» **ASSIGNMENT**: When you reach the records below, repeat each one exactly as written.

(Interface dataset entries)
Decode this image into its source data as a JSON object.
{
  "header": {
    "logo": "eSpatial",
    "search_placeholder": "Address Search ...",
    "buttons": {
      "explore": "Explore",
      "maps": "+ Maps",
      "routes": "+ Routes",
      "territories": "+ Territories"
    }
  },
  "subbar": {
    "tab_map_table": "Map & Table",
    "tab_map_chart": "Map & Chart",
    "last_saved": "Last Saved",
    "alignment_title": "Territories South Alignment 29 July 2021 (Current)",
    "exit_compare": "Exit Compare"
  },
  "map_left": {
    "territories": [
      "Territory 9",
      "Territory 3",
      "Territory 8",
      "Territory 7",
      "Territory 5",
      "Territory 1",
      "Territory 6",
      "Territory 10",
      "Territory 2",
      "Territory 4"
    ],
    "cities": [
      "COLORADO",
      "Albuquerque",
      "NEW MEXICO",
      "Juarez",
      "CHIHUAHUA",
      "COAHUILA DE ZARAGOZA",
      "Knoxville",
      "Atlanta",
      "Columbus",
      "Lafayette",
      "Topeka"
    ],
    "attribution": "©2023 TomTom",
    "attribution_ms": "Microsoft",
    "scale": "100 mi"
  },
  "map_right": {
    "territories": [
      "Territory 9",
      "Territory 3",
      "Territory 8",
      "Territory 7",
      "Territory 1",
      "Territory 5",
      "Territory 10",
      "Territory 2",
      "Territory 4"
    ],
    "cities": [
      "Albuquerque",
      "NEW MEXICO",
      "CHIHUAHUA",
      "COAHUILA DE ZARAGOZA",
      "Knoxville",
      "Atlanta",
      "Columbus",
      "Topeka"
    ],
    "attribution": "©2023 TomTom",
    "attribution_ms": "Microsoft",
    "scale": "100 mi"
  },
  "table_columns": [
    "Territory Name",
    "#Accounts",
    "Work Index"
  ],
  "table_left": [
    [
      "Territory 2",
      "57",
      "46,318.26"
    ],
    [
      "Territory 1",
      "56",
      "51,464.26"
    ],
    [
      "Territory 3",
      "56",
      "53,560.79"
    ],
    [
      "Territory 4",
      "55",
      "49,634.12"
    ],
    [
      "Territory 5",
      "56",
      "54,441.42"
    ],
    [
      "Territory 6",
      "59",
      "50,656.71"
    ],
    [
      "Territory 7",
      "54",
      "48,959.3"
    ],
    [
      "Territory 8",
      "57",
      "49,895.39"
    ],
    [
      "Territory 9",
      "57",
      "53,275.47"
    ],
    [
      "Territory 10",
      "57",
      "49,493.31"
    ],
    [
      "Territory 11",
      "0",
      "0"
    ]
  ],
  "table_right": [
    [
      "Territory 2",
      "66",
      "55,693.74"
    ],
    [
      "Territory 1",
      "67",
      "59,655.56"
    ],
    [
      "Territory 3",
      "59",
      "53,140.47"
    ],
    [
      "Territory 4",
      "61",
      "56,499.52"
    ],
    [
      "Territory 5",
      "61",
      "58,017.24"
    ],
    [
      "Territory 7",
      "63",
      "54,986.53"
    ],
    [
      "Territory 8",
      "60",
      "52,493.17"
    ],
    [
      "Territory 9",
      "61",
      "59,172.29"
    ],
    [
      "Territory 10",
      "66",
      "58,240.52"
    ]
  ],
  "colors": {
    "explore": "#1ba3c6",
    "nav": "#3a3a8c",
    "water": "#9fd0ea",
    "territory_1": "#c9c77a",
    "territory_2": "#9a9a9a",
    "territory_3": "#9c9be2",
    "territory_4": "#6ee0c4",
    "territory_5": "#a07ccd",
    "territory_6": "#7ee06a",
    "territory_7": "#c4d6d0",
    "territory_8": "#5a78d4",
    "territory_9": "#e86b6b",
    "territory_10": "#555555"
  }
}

» **FINISHED TASK**:
Decode this image into its source data as a JSON object.
{
  "header": {
    "logo": "eSpatial",
    "search_placeholder": "Address Search ...",
    "buttons": {
      "explore": "Explore",
      "maps": "+ Maps",
      "routes": "+ Routes",
      "territories": "+ Territories"
    }
  },
  "subbar": {
    "tab_map_table": "Map & Table",
    "tab_map_chart": "Map & Chart",
    "last_saved": "Last Saved",
    "alignment_title": "Territories South Alignment 29 July 2021 (Current)",
    "exit_compare": "Exit Compare"
  },
  "map_left": {
    "territories": [
      "Territory 9",
      "Territory 3",
      "Territory 8",
      "Territory 7",
      "Territory 5",
      "Territory 1",
      "Territory 6",
      "Territory 10",
      "Territory 2",
      "Territory 4"
    ],
    "cities": [
      "COLORADO",
      "Albuquerque",
      "NEW MEXICO",
      "Juarez",
      "CHIHUAHUA",
      "COAHUILA DE ZARAGOZA",
      "Knoxville",
      "Atlanta",
      "Columbus",
      "Lafayette",
      "Topeka"
    ],
    "attribution": "©2023 TomTom",
    "attribution_ms": "Microsoft",
    "scale": "100 mi"
  },
  "map_right": {
    "territories": [
      "Territory 9",
      "Territory 3",
      "Territory 8",
      "Territory 7",
      "Territory 1",
      "Territory 5",
      "Territory 10",
      "Territory 2",
      "Territory 4"
    ],
    "cities": [
      "Albuquerque",
      "NEW MEXICO",
      "CHIHUAHUA",
      "COAHUILA DE ZARAGOZA",
      "Knoxville",
      "Atlanta",
      "Columbus",
      "Topeka"
    ],
    "attribution": "©2023 TomTom",
    "attribution_ms": "Microsoft",
    "scale": "100 mi"
  },
  "table_columns": [
    "Territory Name",
    "#Accounts",
    "Work Index"
  ],
  "table_left": [
    [
      "Territory 2",
      "57",
      "46,318.26"
    ],
    [
      "Territory 1",
      "56",
      "51,464.26"
    ],
    [
      "Territory 3",
      "56",
      "53,560.79"
    ],
    [
      "Territory 4",
      "55",
      "49,634.12"
    ],
    [
      "Territory 5",
      "56",
      "54,441.42"
    ],
    [
      "Territory 6",
      "59",
      "50,656.71"
    ],
    [
      "Territory 7",
      "54",
      "48,959.3"
    ],
    [
      "Territory 8",
      "57",
      "49,895.39"
    ],
    [
      "Territory 9",
      "57",
      "53,275.47"
    ],
    [
      "Territory 10",
      "57",
      "49,493.31"
    ],
    [
      "Territory 11",
      "0",
      "0"
    ]
  ],
  "table_right": [
    [
      "Territory 2",
      "66",
      "55,693.74"
    ],
    [
      "Territory 1",
      "67",
      "59,655.56"
    ],
    [
      "Territory 3",
      "59",
      "53,140.47"
    ],
    [
      "Territory 4",
      "61",
      "56,499.52"
    ],
    [
      "Territory 5",
      "61",
      "58,017.24"
    ],
    [
      "Territory 7",
      "63",
      "54,986.53"
    ],
    [
      "Territory 8",
      "60",
      "52,493.17"
    ],
    [
      "Territory 9",
      "61",
      "59,172.29"
    ],
    [
      "Territory 10",
      "66",
      "58,240.52"
    ]
  ],
  "colors": {
    "explore": "#1ba3c6",
    "nav": "#3a3a8c",
    "water": "#9fd0ea",
    "territory_1": "#c9c77a",
    "territory_2": "#9a9a9a",
    "territory_3": "#9c9be2",
    "territory_4": "#6ee0c4",
    "territory_5": "#a07ccd",
    "territory_6": "#7ee06a",
    "territory_7": "#c4d6d0",
    "territory_8": "#5a78d4",
    "territory_9": "#e86b6b",
    "territory_10": "#555555"
  }
}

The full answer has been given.